WHAT IS NEEDED: For every line in the entries that contains "subject", show the whole line.

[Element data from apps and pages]
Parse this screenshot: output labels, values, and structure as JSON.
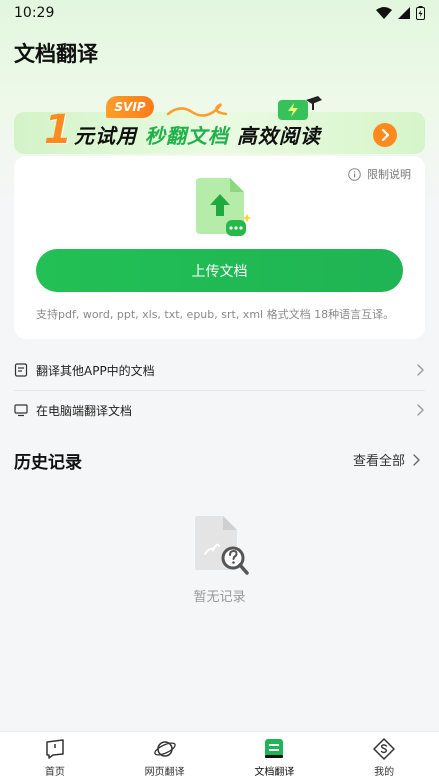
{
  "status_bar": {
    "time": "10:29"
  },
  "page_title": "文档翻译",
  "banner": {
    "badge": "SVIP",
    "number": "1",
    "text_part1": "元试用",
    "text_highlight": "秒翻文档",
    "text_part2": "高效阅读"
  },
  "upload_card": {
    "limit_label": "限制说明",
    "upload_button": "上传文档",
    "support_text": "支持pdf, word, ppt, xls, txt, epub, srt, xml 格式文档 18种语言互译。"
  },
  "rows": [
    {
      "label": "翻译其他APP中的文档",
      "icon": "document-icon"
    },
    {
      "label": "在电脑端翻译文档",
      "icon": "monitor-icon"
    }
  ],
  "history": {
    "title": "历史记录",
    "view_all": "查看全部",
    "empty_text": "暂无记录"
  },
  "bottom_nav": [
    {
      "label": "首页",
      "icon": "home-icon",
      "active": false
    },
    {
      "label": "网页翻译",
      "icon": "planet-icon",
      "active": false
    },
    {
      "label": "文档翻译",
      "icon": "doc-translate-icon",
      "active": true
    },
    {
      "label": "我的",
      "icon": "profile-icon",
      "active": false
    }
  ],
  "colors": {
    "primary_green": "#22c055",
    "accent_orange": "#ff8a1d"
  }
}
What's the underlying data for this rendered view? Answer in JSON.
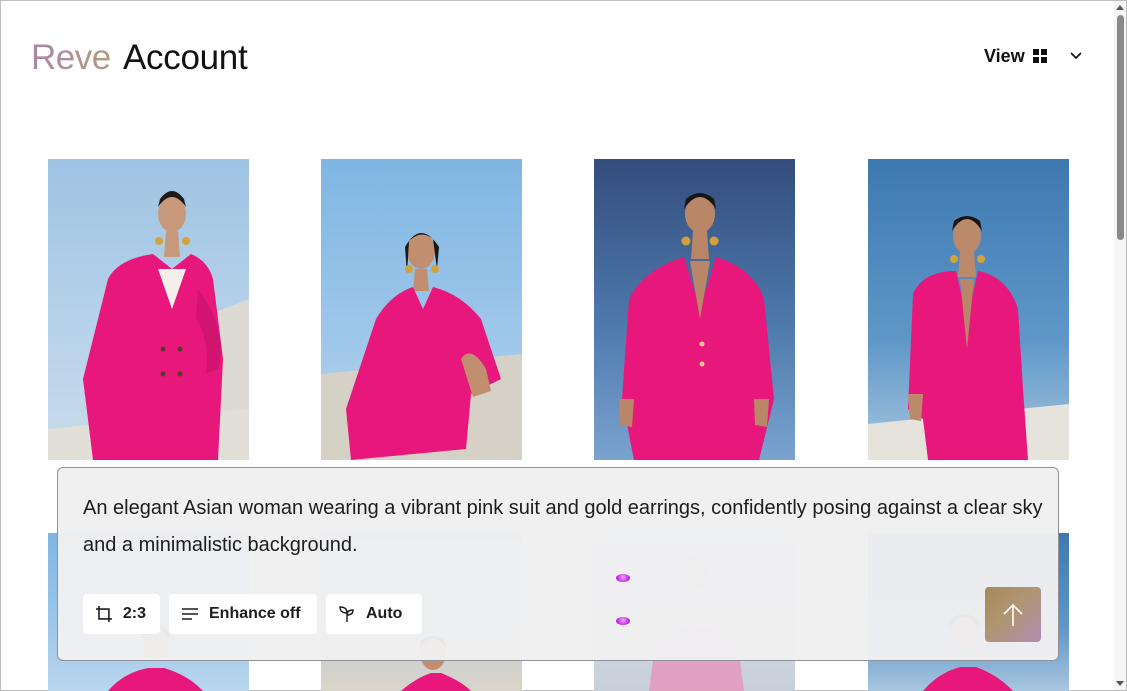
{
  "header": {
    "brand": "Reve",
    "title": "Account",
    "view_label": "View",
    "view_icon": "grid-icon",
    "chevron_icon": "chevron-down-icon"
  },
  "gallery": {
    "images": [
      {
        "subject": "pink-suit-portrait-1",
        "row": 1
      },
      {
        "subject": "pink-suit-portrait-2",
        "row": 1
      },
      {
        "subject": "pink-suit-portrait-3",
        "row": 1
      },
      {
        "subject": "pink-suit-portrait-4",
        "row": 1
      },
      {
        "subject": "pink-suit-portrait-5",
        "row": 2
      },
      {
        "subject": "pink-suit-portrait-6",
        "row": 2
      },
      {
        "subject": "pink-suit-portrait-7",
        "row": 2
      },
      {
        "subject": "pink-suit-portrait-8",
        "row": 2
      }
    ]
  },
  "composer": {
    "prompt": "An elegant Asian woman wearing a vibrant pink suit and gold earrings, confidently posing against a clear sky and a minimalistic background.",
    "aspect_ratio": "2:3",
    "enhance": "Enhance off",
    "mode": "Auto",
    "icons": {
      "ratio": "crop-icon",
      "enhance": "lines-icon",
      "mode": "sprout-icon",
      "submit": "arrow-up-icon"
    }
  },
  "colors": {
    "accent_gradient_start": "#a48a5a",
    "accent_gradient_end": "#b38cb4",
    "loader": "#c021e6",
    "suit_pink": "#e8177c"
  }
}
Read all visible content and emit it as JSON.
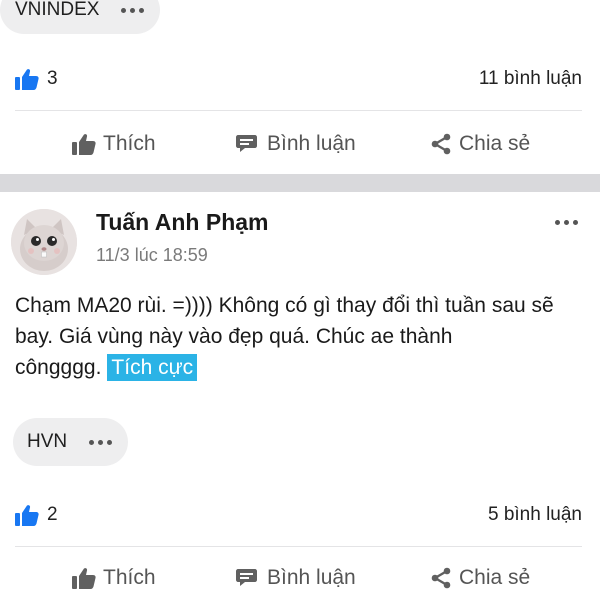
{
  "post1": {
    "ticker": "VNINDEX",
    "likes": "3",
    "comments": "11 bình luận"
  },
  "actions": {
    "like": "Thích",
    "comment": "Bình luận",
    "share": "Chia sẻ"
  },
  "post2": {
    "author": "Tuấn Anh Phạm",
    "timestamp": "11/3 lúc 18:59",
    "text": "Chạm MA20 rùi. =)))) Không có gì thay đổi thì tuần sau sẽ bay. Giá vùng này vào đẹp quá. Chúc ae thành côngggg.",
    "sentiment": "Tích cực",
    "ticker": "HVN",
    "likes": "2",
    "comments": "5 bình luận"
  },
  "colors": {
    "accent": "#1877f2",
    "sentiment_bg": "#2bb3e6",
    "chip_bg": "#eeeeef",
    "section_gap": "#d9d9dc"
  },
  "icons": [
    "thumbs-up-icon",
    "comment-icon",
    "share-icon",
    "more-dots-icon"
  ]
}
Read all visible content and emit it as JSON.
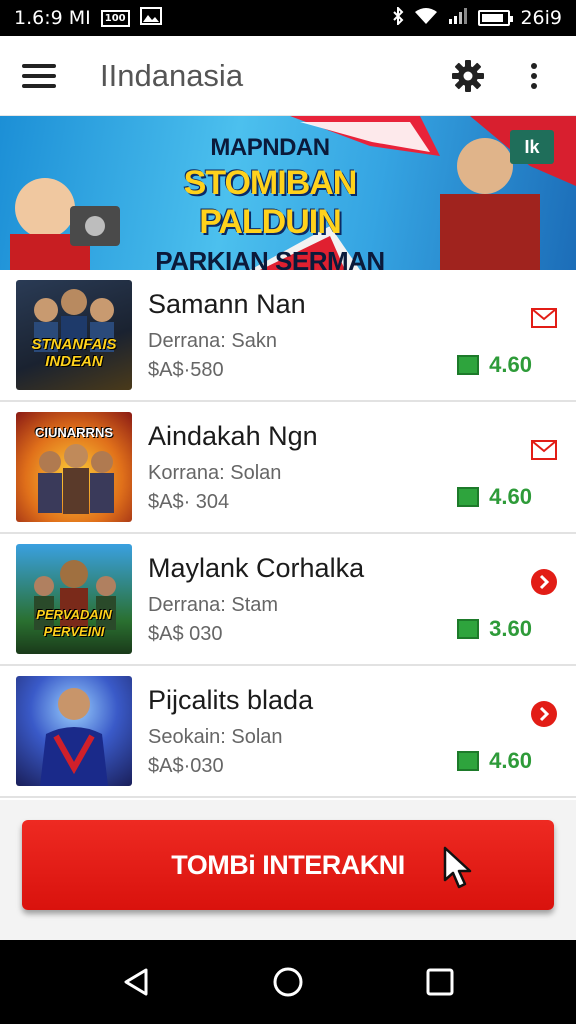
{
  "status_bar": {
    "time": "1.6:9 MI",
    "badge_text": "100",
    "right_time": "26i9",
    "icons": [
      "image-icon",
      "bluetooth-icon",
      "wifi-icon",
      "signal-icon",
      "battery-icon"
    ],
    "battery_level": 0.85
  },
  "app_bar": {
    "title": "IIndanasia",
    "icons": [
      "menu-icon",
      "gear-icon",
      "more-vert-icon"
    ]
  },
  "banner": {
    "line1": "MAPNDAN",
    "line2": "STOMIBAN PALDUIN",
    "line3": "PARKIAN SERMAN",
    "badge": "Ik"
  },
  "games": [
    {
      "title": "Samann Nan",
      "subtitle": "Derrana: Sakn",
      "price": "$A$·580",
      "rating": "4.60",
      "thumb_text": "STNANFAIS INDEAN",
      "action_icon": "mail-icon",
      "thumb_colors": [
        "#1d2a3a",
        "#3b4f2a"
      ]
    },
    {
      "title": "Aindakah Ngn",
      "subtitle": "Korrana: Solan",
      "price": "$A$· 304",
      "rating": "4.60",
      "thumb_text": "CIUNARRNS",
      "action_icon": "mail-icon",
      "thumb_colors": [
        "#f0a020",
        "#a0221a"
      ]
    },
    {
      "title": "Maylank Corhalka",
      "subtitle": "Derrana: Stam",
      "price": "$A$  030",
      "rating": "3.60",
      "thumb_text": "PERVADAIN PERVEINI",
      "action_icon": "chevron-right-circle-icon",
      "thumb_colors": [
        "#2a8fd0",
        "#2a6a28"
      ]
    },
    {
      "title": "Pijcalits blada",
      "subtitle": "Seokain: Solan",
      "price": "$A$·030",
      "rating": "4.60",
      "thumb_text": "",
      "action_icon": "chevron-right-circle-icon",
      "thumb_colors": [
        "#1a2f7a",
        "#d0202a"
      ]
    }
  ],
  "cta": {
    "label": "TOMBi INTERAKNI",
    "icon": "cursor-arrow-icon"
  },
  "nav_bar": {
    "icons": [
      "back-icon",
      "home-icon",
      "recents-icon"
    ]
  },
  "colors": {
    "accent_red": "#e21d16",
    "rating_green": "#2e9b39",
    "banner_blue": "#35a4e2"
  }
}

SOLVED PROBLEM:
        "subject": "pink-suit-portrait-1",
        "subject": "pink-suit-portrait-2",
        "subject": "pink-suit-portrait-3",
        "subject": "pink-suit-portrait-4",
        "subject": "pink-suit-portrait-5",
        "subject": "pink-suit-portrait-6",
        "subject": "pink-suit-portrait-7",
        "subject": "pink-suit-portrait-8",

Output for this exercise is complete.